Zach talked about DeckUI, which is a custom DSL that lets you create presentations in Swift. While I use impress.js with plain Markdown to get as versatile and portable presentations as possible, I’m sure this can be a good alternative for some SwiftUI developers who want to work in a similar way when creating their presentations, to minimize context switching. Also, you’re able to use SwiftUI views like
The talk then transitioned into DSLs, which I think is a term that I’m not to keen about when developers use about the stuff they build (discussion for another post?). The result builder section was pretty nice, and I truly appreciated that Zach concluded the talk with a list of reasons why to not use DeckUI.
Live Activities and Dynamic Island Made Simple
Vince talked about Live Activities and the Dynamic Island, with a TestFlight app that let the audience try out a live activity. Vince went through how to set up a live activity in a very pedagogical way, then how to define a stale date to force the activity to update and how to use app intents to start live activities from outside the app.
Having not worked with live activities, this talk was full of good to knows for me. This was the one talk I wish was recorded, since I was fully focused on the talk and didn’t have time to write down most of the things Vince talked about. If you want some live activity inspiration, Vince suggested that we check out Uber, Lyft, Flighty for examples of great activities.
13 Tips to Write Code like a Swiftie
Mikaela talked about writing code like a (Taylor) Swiftie. In her talk, she touched on many topics, like for instance casing (PascalCasing, camelCasing etc.), naming conventions, argument labels, type aliases, documentation, access control, code structure, enums, namespaces etc. and many other great things to consider - all in a fun Taylor Swift context, where I truly felt my age.
Mikaela’s talk was very fun and impressively thorough, and I just loved how she highlighted incorrect and correct usages in a very clear way. showing examples of both how to do things and how not to do it.
The talk was a bit opinionated in parts, which is far from common in these kind of talks. I have equally opinionated views that contradict many recommendations given in this talk. For instance, I find it a bit fun that a U.S. person advocates using U.S. and not U.K. naming. To me, it depends on the domain.
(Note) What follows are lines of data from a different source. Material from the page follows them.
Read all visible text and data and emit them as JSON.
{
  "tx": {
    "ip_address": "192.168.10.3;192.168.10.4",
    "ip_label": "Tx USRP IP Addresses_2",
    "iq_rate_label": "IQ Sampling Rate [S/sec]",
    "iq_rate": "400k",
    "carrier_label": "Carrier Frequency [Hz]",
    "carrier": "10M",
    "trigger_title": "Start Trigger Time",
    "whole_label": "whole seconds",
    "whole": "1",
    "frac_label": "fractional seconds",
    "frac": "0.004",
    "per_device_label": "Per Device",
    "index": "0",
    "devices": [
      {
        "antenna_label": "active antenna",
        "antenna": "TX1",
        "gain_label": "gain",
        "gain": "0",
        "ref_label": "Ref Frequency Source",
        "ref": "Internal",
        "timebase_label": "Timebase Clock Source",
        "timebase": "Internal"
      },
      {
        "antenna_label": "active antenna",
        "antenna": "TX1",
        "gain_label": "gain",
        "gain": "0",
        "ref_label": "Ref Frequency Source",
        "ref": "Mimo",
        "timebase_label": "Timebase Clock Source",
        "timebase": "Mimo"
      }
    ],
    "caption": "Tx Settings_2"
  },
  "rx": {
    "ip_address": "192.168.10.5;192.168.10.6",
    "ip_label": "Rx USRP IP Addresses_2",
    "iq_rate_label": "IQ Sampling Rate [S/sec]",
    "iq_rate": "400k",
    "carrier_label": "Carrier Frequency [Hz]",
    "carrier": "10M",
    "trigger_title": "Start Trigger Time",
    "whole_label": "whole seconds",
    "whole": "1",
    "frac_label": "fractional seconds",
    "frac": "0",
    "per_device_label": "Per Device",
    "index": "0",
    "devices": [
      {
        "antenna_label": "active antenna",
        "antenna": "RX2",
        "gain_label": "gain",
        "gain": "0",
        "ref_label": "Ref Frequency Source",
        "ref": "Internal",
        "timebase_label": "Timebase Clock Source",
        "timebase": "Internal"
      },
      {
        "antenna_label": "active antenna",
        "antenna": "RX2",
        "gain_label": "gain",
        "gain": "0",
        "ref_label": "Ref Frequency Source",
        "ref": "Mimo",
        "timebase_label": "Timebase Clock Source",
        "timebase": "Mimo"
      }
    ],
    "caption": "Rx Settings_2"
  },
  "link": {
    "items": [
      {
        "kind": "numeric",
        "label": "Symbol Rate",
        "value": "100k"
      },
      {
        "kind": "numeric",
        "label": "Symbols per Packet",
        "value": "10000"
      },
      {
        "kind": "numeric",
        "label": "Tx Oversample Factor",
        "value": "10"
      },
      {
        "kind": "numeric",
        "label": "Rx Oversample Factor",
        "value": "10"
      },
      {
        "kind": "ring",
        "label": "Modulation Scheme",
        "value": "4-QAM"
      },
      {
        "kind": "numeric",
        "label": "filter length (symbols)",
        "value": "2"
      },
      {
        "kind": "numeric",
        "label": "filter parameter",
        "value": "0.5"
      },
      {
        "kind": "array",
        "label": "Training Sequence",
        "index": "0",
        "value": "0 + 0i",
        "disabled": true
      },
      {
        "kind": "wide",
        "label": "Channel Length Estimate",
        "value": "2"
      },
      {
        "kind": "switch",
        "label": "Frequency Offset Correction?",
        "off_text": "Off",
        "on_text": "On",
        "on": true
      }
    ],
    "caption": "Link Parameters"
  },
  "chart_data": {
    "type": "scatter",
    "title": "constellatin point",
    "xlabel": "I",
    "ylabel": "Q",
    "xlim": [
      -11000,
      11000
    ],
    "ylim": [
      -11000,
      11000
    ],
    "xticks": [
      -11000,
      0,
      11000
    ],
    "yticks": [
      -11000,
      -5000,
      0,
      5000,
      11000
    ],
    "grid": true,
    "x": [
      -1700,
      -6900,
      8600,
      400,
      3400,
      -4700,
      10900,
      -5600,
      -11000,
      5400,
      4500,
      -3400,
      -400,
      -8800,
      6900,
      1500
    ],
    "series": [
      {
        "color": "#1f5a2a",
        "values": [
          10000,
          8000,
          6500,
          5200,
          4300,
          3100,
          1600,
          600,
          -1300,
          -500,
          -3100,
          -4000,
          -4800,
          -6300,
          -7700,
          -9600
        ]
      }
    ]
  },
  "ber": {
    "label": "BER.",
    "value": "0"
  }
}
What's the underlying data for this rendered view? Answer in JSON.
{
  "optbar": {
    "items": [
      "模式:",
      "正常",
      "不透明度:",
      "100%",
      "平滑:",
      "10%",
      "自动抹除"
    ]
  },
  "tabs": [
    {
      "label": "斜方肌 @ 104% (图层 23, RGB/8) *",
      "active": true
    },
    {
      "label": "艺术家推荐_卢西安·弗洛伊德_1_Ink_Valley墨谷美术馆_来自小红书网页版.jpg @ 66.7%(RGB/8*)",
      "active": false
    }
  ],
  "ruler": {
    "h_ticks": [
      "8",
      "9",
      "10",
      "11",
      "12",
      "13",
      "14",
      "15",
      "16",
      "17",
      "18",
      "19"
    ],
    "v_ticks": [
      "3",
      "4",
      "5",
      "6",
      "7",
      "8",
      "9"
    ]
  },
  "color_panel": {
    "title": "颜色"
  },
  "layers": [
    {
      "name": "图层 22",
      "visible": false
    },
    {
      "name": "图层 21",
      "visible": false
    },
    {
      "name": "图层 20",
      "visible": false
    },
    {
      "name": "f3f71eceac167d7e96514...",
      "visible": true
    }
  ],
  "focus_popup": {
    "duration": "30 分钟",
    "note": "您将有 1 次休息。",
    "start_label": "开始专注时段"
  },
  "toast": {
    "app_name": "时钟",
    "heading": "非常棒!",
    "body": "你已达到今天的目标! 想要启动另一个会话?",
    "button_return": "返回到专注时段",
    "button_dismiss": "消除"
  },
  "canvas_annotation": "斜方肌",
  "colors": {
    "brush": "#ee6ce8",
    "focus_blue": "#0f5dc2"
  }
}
I also think the protocol naming convention that was advocated in this talk and that is often used by the community (Calmable, Loveable…gosh, Taylor Swift was everywhere) is not a silver bullet. For instance, I tend to name my protocols in a different way, e.g.
MovieService instead of
MovieServiceable. I also don’t like using enums as namespaces, but that’s just a nitpick.
The code structure part was probably the most opinionated part, where I think an absolute way to order and group your code depends on many different factors, such as the size of the file. But I’ve been highly opinionated in this regard myself, so I see where it is coming from.
I will still die on the hill where the initializers are placed first, but will probably change my mind in a year. That’s the beauty of opinions, they are allowed to change.
Overall this was a great talk and I can really recommend that you watch it if you get a chance. Just make sure to listen to some Taylor Swift before you do.
Simon B. Støvring
Documenting Your Project With DocC
Simon talked about building rich documentation with DocC. It covered everything from structure, articles and tutorials to how to generate and host your documentation, so make sure to watch this talk if you are interested in this topic.
Machine Learning in Swift: Practical, Trendy, or Both?
Ben talked about the future or Machine Learning and how to use Swift to get a performance boost over Python. A fun and very professional talk. I’m blown away by the fact that Ben is just 17 years old. I would have been impressed if he was a seasoned, experienced developer, but this is almost uncanny.
The future looks bright, Ben!